- TASK GOAL
Only the lines that hold the word "edge" are wanted from this listing.

- LISTED RECORDS
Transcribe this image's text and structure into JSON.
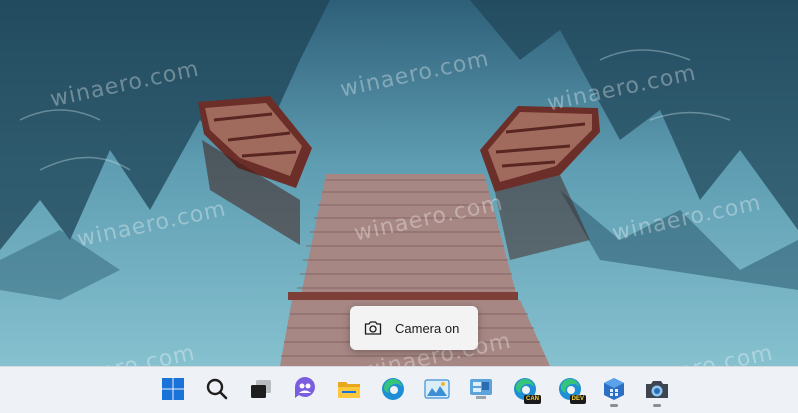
{
  "watermark_text": "winaero.com",
  "toast": {
    "label": "Camera on",
    "icon": "camera-icon"
  },
  "taskbar": {
    "icons": [
      {
        "name": "start-icon",
        "running": false
      },
      {
        "name": "search-icon",
        "running": false
      },
      {
        "name": "task-view-icon",
        "running": false
      },
      {
        "name": "chat-icon",
        "running": false
      },
      {
        "name": "file-explorer-icon",
        "running": false
      },
      {
        "name": "edge-icon",
        "running": false
      },
      {
        "name": "photos-icon",
        "running": false
      },
      {
        "name": "control-panel-icon",
        "running": false
      },
      {
        "name": "edge-canary-icon",
        "badge": "CAN",
        "running": false
      },
      {
        "name": "edge-dev-icon",
        "badge": "DEV",
        "running": false
      },
      {
        "name": "app-installer-icon",
        "running": true
      },
      {
        "name": "camera-app-icon",
        "running": true
      }
    ]
  },
  "colors": {
    "taskbar_bg": "#eef1f5",
    "toast_bg": "#f3f3f3",
    "windows_blue": "#1a73d9"
  }
}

- FINISHED TASK
        "name": "edge-icon",
        "name": "edge-canary-icon",
        "name": "edge-dev-icon",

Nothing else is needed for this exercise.